-- Task objective --
Write out all of the entries below word for word.

_____

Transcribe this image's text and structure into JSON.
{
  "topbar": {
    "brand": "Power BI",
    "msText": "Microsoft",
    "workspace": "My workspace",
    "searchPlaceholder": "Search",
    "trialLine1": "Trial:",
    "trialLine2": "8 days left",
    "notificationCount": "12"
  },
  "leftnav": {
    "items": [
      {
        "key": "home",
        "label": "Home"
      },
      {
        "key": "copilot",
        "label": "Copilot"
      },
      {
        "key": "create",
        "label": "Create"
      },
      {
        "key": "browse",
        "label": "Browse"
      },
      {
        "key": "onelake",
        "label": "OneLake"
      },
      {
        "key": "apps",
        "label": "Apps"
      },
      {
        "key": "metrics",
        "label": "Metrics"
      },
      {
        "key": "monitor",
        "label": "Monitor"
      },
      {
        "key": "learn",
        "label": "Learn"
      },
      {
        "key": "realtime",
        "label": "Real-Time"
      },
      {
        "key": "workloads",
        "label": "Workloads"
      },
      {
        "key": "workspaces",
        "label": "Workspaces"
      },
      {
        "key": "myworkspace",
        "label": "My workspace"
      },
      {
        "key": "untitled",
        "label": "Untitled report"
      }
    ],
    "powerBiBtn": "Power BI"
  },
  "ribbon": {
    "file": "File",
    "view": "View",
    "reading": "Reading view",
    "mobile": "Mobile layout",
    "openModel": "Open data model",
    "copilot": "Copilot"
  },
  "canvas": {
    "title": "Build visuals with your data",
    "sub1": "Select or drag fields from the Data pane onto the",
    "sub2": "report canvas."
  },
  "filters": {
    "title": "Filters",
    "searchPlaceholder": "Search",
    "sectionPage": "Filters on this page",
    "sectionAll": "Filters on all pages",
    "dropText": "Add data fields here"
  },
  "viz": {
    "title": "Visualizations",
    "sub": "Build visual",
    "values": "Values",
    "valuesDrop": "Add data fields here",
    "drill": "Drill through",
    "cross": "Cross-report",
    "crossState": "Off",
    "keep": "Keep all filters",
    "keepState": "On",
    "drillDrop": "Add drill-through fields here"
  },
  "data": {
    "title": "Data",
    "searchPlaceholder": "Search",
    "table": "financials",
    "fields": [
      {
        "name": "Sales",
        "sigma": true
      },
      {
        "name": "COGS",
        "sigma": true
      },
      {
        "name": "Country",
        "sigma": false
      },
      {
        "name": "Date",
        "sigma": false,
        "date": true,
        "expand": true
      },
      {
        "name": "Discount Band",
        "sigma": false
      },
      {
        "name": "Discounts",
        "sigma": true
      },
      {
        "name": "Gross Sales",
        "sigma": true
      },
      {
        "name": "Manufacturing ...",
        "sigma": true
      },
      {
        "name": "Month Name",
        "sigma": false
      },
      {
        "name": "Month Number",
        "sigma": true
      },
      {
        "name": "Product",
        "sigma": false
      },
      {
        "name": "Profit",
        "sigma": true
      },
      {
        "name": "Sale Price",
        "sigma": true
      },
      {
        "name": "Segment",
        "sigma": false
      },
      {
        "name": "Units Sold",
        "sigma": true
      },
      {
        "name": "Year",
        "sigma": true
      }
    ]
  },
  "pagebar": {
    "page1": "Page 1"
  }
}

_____

-- Solution to this exercise --
Transcribe this image's text and structure into JSON.
{
  "topbar": {
    "brand": "Power BI",
    "msText": "Microsoft",
    "workspace": "My workspace",
    "searchPlaceholder": "Search",
    "trialLine1": "Trial:",
    "trialLine2": "8 days left",
    "notificationCount": "12"
  },
  "leftnav": {
    "items": [
      {
        "key": "home",
        "label": "Home"
      },
      {
        "key": "copilot",
        "label": "Copilot"
      },
      {
        "key": "create",
        "label": "Create"
      },
      {
        "key": "browse",
        "label": "Browse"
      },
      {
        "key": "onelake",
        "label": "OneLake"
      },
      {
        "key": "apps",
        "label": "Apps"
      },
      {
        "key": "metrics",
        "label": "Metrics"
      },
      {
        "key": "monitor",
        "label": "Monitor"
      },
      {
        "key": "learn",
        "label": "Learn"
      },
      {
        "key": "realtime",
        "label": "Real-Time"
      },
      {
        "key": "workloads",
        "label": "Workloads"
      },
      {
        "key": "workspaces",
        "label": "Workspaces"
      },
      {
        "key": "myworkspace",
        "label": "My workspace"
      },
      {
        "key": "untitled",
        "label": "Untitled report"
      }
    ],
    "powerBiBtn": "Power BI"
  },
  "ribbon": {
    "file": "File",
    "view": "View",
    "reading": "Reading view",
    "mobile": "Mobile layout",
    "openModel": "Open data model",
    "copilot": "Copilot"
  },
  "canvas": {
    "title": "Build visuals with your data",
    "sub1": "Select or drag fields from the Data pane onto the",
    "sub2": "report canvas."
  },
  "filters": {
    "title": "Filters",
    "searchPlaceholder": "Search",
    "sectionPage": "Filters on this page",
    "sectionAll": "Filters on all pages",
    "dropText": "Add data fields here"
  },
  "viz": {
    "title": "Visualizations",
    "sub": "Build visual",
    "values": "Values",
    "valuesDrop": "Add data fields here",
    "drill": "Drill through",
    "cross": "Cross-report",
    "crossState": "Off",
    "keep": "Keep all filters",
    "keepState": "On",
    "drillDrop": "Add drill-through fields here"
  },
  "data": {
    "title": "Data",
    "searchPlaceholder": "Search",
    "table": "financials",
    "fields": [
      {
        "name": "Sales",
        "sigma": true
      },
      {
        "name": "COGS",
        "sigma": true
      },
      {
        "name": "Country",
        "sigma": false
      },
      {
        "name": "Date",
        "sigma": false,
        "date": true,
        "expand": true
      },
      {
        "name": "Discount Band",
        "sigma": false
      },
      {
        "name": "Discounts",
        "sigma": true
      },
      {
        "name": "Gross Sales",
        "sigma": true
      },
      {
        "name": "Manufacturing ...",
        "sigma": true
      },
      {
        "name": "Month Name",
        "sigma": false
      },
      {
        "name": "Month Number",
        "sigma": true
      },
      {
        "name": "Product",
        "sigma": false
      },
      {
        "name": "Profit",
        "sigma": true
      },
      {
        "name": "Sale Price",
        "sigma": true
      },
      {
        "name": "Segment",
        "sigma": false
      },
      {
        "name": "Units Sold",
        "sigma": true
      },
      {
        "name": "Year",
        "sigma": true
      }
    ]
  },
  "pagebar": {
    "page1": "Page 1"
  }
}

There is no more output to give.